TASK INPUTS: Begin

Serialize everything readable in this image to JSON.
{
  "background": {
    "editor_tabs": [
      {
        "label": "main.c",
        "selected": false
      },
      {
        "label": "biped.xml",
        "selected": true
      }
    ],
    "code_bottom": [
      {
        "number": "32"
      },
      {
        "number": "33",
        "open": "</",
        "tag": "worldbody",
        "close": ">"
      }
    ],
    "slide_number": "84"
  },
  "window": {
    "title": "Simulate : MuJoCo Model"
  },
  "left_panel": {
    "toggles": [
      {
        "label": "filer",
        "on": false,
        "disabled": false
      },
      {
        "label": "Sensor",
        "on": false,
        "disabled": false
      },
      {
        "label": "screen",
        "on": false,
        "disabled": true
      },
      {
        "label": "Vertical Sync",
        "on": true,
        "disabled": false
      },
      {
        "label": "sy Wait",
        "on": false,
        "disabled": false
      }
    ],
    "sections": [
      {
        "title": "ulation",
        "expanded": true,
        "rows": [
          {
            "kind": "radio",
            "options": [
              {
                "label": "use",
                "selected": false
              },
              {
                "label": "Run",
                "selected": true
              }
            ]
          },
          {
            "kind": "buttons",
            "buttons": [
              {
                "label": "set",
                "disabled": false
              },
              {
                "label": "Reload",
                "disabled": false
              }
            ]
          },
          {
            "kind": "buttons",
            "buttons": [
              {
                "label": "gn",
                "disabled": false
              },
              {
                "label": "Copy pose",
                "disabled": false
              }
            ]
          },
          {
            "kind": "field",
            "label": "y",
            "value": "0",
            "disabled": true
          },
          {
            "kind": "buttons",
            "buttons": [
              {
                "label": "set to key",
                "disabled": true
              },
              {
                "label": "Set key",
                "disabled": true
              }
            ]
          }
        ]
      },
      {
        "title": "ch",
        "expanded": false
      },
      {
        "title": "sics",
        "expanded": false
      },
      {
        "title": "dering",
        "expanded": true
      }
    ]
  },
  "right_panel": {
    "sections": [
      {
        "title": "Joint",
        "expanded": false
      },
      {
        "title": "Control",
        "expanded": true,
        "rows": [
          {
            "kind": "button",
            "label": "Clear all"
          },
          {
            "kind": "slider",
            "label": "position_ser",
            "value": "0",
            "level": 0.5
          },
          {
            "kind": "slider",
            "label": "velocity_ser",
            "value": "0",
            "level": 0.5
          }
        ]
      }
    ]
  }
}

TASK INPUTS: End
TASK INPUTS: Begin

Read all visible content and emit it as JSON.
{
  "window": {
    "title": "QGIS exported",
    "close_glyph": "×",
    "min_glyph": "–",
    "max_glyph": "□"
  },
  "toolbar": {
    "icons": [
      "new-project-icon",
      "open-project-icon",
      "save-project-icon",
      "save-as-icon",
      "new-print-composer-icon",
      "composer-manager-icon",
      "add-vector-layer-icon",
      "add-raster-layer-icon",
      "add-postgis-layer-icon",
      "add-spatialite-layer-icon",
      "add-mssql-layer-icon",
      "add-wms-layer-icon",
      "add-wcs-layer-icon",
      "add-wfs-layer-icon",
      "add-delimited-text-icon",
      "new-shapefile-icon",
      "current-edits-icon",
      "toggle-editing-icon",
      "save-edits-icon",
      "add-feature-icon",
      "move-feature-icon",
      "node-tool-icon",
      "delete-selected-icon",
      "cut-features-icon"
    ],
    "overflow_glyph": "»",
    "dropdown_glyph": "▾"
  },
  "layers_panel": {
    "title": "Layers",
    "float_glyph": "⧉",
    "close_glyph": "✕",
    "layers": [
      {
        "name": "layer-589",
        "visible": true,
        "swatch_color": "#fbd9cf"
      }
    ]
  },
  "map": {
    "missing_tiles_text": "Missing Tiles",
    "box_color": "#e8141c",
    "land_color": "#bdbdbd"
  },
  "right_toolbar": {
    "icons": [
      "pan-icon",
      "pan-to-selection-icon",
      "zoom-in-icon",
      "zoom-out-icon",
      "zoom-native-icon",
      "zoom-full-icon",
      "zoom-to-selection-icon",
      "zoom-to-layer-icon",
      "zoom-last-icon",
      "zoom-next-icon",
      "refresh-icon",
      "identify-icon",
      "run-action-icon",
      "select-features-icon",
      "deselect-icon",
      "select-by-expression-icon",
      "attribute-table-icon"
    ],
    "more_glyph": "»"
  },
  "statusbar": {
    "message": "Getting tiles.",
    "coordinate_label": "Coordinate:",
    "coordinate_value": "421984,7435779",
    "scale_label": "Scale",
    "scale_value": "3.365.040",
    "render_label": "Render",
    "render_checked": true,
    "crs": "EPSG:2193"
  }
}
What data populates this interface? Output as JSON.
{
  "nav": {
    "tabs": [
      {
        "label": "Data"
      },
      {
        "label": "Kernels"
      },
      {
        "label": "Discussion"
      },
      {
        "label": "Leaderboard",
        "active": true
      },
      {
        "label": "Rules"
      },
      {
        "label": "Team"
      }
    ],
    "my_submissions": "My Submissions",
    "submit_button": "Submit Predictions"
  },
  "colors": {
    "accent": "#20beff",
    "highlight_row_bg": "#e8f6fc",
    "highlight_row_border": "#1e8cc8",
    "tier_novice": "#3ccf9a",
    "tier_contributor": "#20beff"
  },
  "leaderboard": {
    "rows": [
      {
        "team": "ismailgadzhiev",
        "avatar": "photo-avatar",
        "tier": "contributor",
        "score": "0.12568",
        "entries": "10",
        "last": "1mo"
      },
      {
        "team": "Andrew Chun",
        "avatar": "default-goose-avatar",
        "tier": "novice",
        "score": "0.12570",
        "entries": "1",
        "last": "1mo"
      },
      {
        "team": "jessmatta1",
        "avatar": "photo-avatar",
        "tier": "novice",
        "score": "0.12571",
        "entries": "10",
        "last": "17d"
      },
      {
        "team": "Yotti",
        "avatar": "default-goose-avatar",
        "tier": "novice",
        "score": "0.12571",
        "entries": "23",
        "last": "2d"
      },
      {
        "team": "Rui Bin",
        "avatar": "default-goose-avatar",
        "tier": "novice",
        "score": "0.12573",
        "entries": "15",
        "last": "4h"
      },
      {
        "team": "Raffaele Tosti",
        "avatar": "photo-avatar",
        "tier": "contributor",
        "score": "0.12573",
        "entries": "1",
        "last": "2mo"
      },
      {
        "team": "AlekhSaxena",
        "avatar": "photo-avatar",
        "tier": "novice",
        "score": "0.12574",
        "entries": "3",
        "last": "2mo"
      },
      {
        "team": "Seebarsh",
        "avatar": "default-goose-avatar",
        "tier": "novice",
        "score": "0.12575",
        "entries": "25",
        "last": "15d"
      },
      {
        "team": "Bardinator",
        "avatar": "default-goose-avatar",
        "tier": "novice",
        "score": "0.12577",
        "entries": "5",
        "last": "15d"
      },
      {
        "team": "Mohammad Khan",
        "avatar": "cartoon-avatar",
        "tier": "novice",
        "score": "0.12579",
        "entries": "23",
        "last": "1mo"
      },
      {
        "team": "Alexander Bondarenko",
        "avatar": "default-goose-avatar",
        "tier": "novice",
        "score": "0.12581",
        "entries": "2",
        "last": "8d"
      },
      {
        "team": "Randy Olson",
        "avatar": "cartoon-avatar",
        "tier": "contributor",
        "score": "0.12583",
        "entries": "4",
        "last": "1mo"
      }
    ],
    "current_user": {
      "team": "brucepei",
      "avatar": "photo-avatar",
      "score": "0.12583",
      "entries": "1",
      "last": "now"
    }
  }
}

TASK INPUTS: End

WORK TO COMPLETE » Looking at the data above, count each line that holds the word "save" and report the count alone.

RESULT » 3